*What is needed*
Search the entries below for "JSON". Report each line where it occurs.

(Beginning of Dataset content)

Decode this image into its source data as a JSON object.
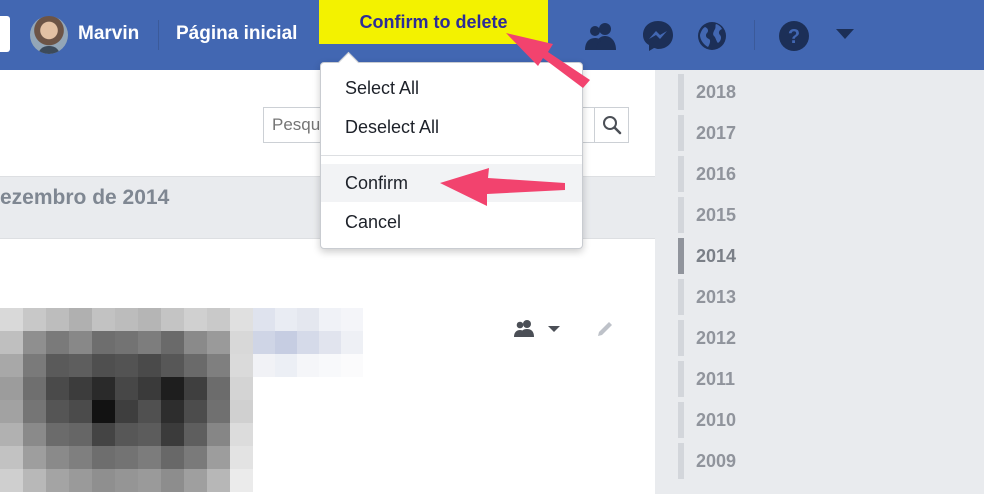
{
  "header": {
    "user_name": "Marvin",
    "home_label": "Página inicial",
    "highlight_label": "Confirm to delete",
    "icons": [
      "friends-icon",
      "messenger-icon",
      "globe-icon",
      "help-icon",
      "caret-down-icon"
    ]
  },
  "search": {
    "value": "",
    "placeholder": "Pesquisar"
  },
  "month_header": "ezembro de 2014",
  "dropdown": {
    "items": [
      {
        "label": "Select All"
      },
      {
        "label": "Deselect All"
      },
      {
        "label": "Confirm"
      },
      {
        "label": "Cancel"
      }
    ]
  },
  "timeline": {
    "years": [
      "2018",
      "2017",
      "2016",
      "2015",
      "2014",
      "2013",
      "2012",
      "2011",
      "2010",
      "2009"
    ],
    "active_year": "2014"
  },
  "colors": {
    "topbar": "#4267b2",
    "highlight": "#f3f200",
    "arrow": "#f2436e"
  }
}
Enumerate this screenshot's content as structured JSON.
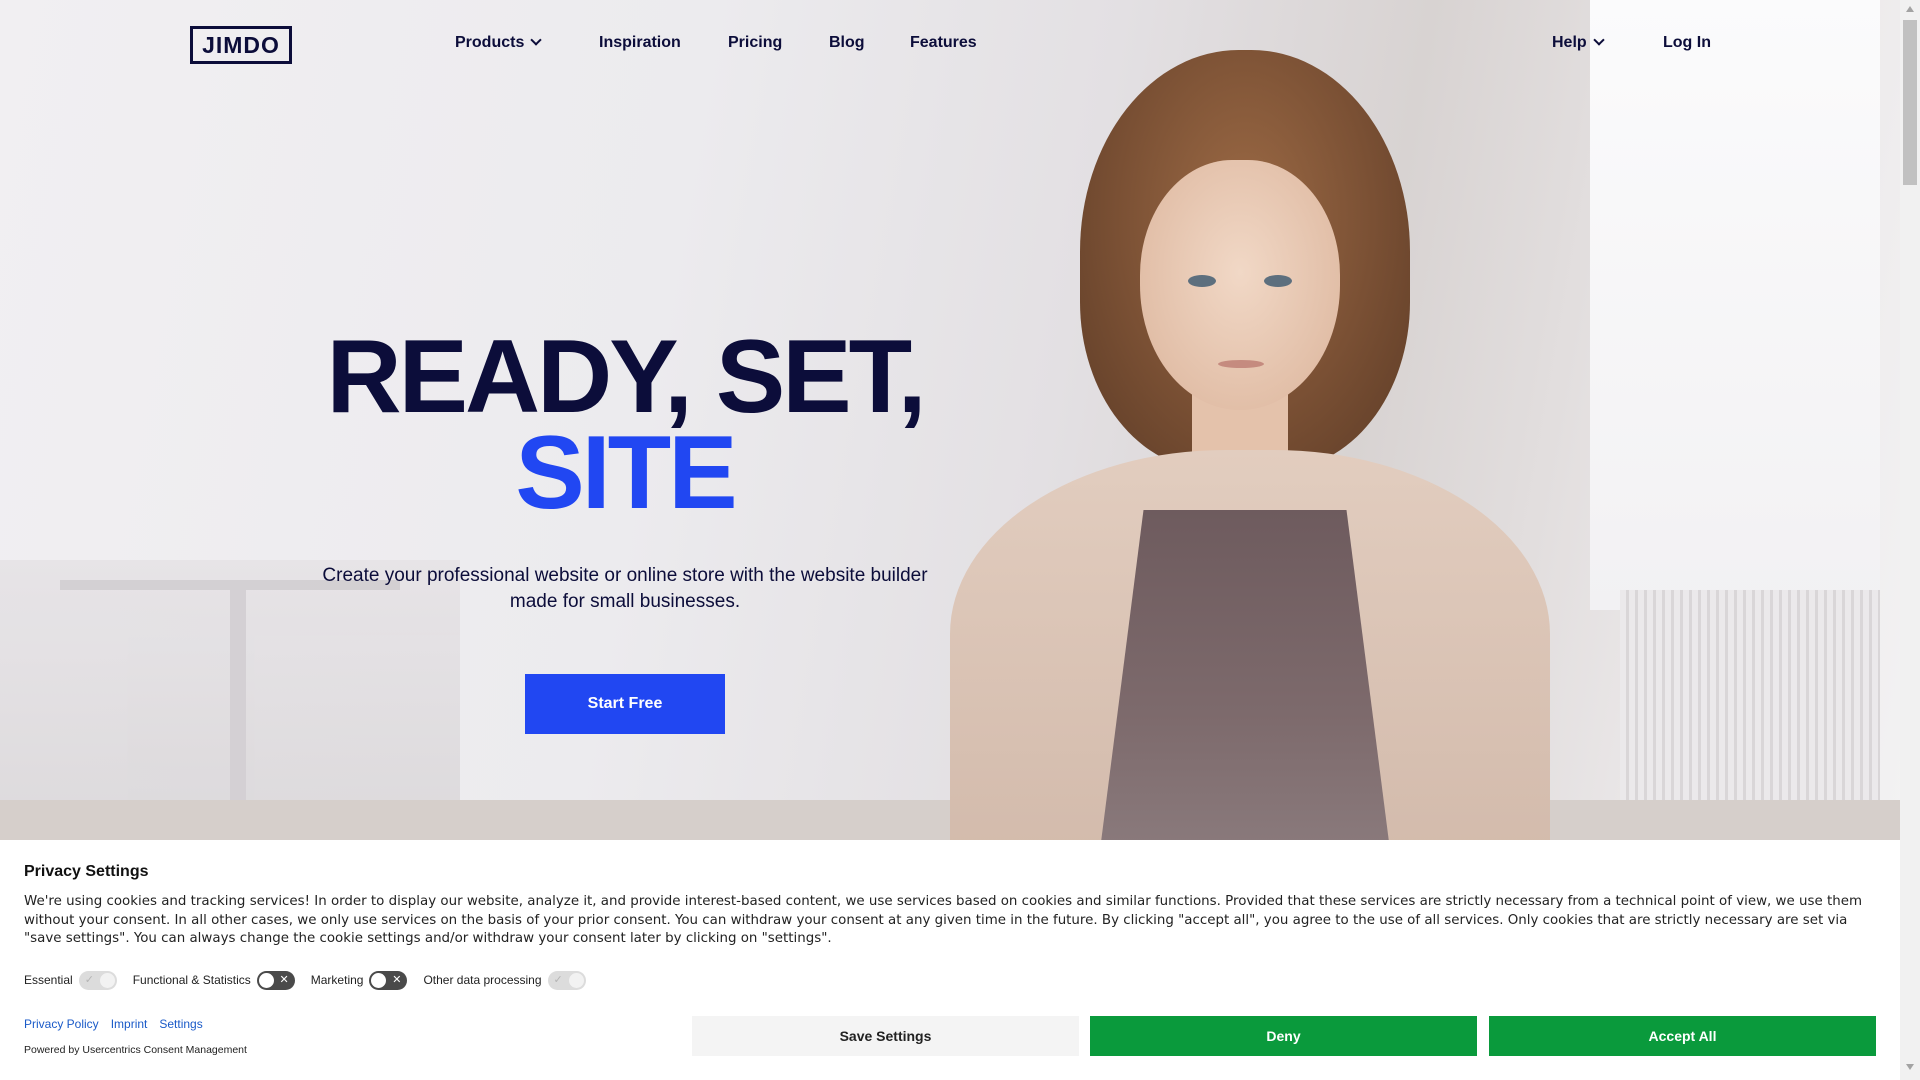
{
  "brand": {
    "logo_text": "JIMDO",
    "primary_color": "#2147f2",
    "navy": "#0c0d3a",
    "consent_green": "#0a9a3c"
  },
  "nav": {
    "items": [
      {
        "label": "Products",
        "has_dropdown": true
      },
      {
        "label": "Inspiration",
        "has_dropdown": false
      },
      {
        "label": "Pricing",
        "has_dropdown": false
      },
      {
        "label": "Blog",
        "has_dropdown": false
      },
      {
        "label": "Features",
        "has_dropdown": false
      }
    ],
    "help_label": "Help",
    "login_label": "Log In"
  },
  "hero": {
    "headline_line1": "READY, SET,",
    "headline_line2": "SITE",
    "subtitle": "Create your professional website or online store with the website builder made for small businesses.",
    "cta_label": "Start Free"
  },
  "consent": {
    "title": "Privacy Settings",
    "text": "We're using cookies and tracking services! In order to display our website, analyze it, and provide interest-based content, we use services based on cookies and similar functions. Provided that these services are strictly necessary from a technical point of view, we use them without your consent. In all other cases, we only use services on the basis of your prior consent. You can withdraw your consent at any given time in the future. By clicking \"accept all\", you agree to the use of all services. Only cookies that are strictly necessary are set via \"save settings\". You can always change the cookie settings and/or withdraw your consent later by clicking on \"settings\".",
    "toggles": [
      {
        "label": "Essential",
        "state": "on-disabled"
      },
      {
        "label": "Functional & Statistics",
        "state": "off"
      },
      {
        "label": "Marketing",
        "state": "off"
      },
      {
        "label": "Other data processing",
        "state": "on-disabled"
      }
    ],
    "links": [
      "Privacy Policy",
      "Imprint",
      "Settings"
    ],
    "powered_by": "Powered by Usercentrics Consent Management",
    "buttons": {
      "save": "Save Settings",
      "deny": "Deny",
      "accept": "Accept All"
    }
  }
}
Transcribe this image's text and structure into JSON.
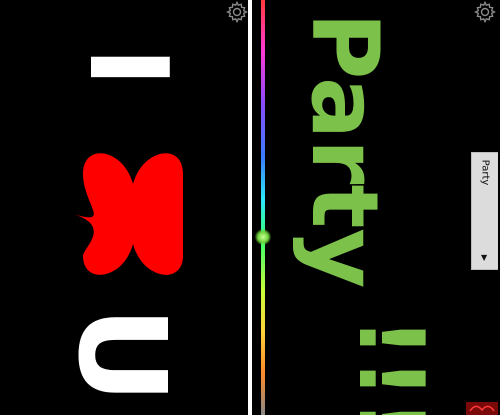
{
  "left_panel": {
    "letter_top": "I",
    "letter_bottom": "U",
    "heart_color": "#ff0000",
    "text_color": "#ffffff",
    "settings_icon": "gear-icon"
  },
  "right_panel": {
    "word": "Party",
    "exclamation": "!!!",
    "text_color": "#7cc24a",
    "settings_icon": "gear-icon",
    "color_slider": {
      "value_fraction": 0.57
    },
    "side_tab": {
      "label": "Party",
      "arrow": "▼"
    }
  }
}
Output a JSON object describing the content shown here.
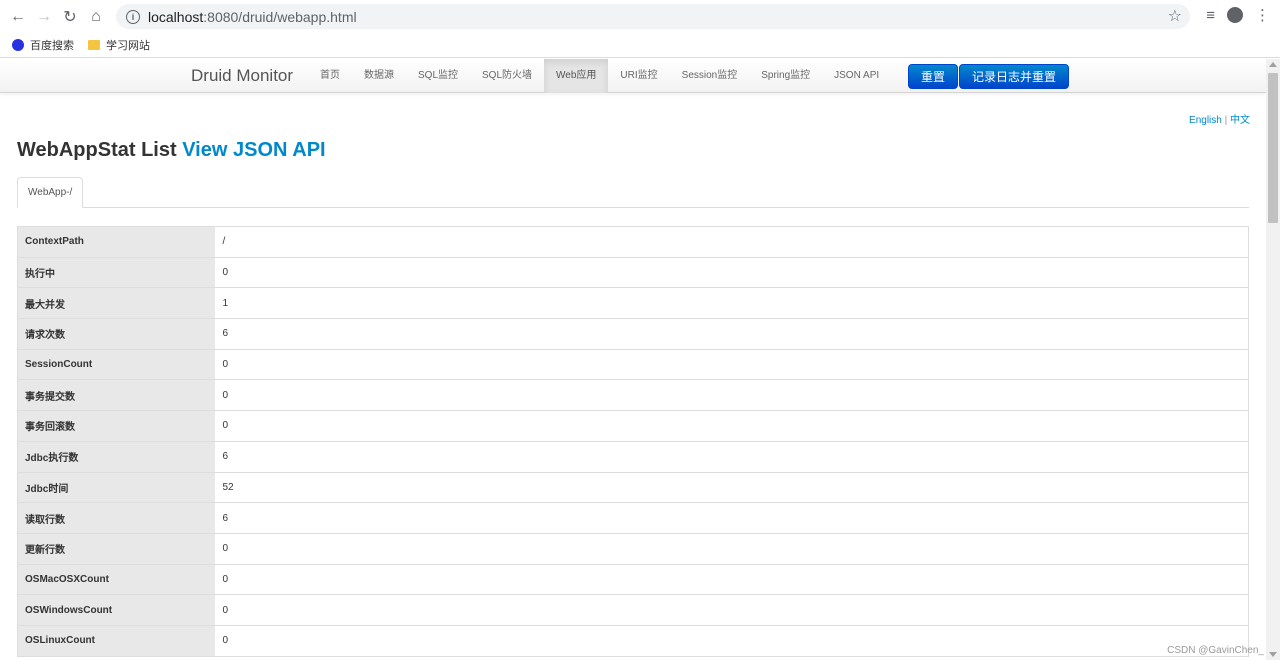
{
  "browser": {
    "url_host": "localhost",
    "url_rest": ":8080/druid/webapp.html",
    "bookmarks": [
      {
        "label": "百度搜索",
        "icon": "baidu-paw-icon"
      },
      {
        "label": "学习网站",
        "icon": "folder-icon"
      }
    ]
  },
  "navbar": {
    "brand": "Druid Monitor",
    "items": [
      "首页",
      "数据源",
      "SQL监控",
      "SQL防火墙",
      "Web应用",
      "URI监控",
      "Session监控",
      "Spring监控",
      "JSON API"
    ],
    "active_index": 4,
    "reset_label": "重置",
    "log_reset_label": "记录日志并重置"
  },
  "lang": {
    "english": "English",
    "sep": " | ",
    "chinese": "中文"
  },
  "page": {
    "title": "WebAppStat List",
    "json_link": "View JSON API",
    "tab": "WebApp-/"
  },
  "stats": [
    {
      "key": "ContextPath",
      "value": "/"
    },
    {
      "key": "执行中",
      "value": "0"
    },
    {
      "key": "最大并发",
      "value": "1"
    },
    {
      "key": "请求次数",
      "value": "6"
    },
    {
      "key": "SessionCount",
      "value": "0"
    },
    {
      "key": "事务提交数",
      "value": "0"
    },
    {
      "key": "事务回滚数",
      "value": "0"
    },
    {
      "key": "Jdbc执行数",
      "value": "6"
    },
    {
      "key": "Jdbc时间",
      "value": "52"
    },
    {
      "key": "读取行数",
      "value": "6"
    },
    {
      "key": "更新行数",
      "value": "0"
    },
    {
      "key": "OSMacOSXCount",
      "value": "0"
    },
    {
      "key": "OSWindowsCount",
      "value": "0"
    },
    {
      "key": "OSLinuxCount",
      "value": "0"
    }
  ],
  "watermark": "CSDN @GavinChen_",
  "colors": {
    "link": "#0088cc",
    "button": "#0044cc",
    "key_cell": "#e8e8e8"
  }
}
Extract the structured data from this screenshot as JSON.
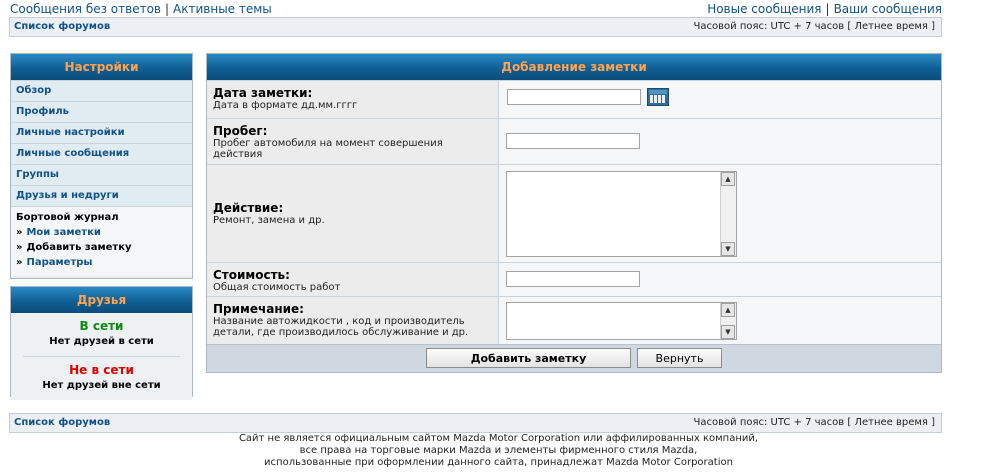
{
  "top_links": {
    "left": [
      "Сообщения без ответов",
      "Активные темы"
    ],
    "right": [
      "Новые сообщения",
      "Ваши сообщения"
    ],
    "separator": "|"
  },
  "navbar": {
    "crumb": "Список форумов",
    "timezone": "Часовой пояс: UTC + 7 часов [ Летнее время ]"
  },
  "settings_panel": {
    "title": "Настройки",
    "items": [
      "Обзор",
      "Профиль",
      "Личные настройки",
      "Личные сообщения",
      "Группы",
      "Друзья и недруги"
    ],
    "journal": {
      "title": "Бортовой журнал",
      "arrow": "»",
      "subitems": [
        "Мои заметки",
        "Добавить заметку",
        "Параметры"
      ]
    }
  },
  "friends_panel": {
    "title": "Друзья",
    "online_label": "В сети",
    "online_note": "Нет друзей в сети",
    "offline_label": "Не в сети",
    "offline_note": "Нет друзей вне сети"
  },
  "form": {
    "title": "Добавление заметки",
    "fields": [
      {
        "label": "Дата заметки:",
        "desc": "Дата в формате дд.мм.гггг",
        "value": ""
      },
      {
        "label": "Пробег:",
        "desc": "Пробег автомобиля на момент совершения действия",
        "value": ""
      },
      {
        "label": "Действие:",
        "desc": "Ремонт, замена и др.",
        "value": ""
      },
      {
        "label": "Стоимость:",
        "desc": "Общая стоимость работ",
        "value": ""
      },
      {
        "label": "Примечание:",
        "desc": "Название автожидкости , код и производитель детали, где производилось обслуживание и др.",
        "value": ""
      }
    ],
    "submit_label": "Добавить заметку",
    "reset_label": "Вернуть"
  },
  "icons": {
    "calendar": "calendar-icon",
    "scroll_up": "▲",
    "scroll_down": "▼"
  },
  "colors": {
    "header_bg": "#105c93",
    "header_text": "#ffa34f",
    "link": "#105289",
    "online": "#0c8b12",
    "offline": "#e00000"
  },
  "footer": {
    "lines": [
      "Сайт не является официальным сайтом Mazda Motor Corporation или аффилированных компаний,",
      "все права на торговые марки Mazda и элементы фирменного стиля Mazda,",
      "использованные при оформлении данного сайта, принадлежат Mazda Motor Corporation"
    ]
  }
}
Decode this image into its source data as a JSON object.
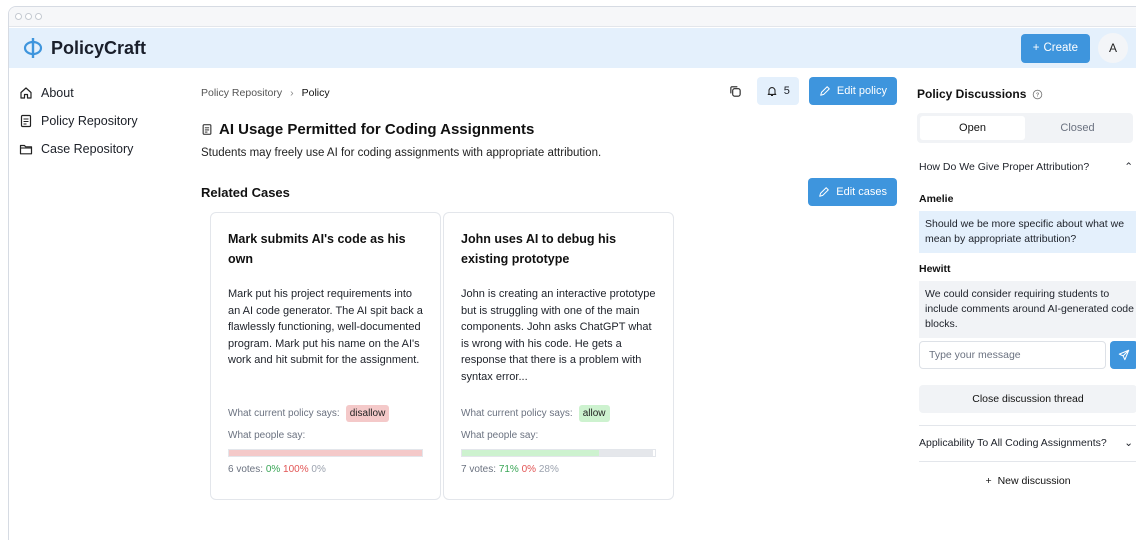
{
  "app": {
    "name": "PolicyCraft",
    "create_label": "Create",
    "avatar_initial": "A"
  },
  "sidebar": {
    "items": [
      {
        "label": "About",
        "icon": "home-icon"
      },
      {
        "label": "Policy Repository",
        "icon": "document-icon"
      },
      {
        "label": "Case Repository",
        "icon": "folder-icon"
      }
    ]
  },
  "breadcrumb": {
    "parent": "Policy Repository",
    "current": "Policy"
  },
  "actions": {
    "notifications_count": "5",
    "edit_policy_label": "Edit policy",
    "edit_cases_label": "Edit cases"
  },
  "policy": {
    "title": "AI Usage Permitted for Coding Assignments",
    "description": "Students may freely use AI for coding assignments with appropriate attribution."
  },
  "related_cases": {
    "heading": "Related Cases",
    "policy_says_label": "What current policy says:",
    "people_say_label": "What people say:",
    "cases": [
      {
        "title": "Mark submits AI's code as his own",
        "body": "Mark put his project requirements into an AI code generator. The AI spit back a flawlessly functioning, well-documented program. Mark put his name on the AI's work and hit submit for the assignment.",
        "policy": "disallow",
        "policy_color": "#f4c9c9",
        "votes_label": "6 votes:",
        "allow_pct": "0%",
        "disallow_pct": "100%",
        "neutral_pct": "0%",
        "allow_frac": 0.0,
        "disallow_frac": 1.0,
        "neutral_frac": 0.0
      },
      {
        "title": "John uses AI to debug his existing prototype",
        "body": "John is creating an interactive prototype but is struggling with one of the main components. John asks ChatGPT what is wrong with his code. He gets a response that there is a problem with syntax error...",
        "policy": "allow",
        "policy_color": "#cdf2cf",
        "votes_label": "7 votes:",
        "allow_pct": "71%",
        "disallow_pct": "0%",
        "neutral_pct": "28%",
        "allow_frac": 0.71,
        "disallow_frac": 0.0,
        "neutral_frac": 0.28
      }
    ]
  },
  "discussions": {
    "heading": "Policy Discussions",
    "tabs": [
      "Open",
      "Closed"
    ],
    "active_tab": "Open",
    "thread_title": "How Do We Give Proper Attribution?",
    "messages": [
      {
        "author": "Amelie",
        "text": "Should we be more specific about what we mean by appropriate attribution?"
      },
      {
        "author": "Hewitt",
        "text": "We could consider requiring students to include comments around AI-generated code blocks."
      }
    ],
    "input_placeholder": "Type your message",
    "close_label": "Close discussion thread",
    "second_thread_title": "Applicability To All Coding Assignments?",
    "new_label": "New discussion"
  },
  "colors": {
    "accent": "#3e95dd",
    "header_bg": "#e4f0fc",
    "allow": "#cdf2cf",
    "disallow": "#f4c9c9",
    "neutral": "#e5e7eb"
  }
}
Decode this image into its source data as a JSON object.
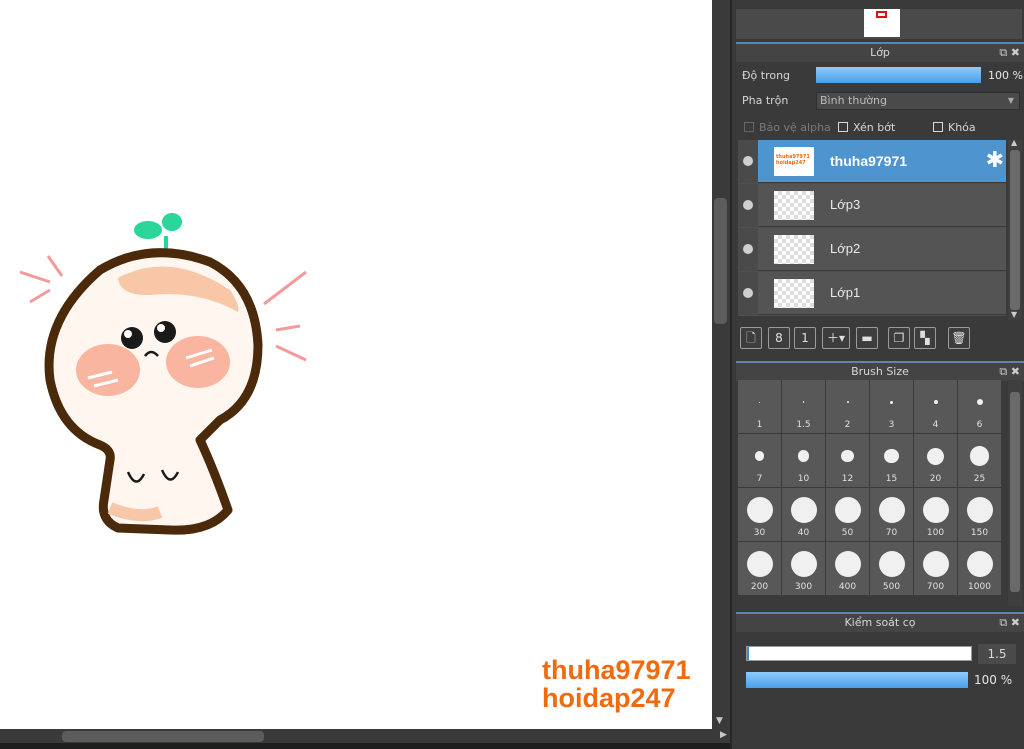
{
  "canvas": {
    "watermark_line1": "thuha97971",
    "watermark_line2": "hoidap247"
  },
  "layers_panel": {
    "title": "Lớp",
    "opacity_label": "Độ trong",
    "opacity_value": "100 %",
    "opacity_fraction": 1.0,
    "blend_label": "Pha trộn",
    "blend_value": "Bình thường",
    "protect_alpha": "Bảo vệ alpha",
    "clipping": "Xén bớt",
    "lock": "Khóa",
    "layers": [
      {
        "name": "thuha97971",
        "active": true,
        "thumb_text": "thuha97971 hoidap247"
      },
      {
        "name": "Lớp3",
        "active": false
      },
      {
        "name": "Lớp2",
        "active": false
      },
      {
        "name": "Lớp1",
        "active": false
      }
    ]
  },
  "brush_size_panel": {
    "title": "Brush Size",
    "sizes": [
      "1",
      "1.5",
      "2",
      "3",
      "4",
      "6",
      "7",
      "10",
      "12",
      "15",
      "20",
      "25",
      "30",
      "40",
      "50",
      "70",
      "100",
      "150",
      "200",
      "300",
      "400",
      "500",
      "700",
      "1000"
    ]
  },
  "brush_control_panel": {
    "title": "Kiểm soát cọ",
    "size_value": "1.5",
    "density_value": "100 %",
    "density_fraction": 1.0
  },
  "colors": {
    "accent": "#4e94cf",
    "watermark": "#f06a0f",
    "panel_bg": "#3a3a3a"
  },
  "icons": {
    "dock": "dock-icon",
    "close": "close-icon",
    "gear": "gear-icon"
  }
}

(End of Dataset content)

*Result of this exercise*
Decode this image into its source data as a JSON object.
Enumerate this screenshot's content as structured JSON.
Transcribe this image's text and structure into JSON.
Output a JSON object describing the content shown here.
      "JSON API"
    "json_link": "View JSON API",
Extract the structured data from this screenshot as JSON.
Decode this image into its source data as a JSON object.
Decode this image into its source data as a JSON object.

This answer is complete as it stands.